◆ ENTRIES SHOWN
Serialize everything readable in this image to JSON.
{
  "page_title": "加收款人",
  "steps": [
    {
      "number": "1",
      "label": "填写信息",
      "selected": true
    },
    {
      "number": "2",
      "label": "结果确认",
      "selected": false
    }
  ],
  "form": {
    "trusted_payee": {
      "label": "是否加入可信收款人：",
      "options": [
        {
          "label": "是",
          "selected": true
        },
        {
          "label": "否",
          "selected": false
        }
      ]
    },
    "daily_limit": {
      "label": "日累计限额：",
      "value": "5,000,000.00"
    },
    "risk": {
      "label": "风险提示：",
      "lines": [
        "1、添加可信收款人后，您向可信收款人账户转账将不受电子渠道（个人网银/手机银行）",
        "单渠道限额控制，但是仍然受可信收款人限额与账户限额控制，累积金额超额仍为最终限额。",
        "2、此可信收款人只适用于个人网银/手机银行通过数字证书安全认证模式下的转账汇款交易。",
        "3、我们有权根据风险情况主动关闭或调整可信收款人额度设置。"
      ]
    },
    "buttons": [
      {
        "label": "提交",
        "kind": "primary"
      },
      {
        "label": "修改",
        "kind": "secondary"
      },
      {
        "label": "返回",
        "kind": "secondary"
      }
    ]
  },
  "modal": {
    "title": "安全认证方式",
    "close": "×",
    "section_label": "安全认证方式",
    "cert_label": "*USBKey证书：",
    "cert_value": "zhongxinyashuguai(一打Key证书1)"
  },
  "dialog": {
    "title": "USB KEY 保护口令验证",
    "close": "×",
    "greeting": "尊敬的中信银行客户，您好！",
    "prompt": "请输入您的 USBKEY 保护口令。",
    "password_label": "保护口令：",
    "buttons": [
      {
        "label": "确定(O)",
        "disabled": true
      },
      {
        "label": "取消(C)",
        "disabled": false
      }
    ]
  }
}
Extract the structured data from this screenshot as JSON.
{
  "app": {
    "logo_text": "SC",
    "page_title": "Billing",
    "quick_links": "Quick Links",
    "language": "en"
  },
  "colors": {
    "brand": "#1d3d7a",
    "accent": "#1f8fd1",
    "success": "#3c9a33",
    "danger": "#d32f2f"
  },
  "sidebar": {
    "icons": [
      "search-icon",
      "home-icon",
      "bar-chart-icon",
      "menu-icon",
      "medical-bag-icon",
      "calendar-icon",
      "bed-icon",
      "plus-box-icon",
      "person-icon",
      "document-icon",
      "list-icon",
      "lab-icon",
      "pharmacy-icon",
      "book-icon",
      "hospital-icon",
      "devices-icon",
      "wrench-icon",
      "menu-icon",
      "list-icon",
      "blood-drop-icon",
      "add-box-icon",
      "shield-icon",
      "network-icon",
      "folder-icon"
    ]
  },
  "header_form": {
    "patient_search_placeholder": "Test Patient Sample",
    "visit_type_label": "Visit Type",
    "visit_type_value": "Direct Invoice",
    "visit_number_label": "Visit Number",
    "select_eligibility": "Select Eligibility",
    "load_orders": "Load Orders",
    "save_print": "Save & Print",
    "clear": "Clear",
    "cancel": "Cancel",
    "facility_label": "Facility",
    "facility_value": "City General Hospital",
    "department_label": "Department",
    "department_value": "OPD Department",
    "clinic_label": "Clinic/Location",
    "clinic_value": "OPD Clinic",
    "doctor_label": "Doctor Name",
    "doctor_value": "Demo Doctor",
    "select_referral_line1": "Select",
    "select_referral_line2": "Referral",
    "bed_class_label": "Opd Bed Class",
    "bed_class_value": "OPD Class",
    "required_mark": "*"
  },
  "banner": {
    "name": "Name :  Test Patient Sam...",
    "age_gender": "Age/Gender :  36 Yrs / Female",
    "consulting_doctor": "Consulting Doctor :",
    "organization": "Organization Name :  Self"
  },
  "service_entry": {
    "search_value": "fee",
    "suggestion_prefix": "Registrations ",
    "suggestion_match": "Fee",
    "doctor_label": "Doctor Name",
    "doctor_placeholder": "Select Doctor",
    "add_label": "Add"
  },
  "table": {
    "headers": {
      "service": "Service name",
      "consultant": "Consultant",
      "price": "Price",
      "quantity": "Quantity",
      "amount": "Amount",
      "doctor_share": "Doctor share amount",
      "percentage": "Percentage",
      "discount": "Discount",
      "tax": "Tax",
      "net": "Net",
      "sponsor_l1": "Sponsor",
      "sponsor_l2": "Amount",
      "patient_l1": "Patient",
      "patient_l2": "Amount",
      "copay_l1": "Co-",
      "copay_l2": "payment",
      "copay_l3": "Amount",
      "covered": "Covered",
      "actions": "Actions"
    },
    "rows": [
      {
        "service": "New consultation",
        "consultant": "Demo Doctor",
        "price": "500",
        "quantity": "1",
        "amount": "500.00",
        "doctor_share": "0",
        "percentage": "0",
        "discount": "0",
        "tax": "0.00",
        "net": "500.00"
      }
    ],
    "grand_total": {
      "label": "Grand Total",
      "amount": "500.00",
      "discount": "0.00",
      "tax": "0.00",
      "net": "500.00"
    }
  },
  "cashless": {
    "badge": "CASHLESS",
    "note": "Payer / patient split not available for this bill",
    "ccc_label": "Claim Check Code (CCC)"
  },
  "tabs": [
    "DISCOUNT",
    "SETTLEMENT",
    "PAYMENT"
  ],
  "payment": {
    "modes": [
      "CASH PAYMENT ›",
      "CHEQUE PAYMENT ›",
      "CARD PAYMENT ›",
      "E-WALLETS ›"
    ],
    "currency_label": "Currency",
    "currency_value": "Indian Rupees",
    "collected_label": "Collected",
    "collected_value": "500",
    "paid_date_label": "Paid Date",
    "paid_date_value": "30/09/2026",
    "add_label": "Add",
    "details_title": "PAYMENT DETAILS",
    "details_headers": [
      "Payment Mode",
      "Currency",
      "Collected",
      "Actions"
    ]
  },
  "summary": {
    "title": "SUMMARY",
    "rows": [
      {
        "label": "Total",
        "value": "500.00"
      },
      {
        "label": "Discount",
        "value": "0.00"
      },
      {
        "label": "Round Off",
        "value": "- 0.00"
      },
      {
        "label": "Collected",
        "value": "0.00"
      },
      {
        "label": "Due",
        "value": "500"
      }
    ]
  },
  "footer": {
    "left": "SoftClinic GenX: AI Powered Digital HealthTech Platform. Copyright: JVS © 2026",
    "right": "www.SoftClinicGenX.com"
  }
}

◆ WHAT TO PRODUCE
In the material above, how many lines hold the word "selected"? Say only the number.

◆ FINISHED TASK
4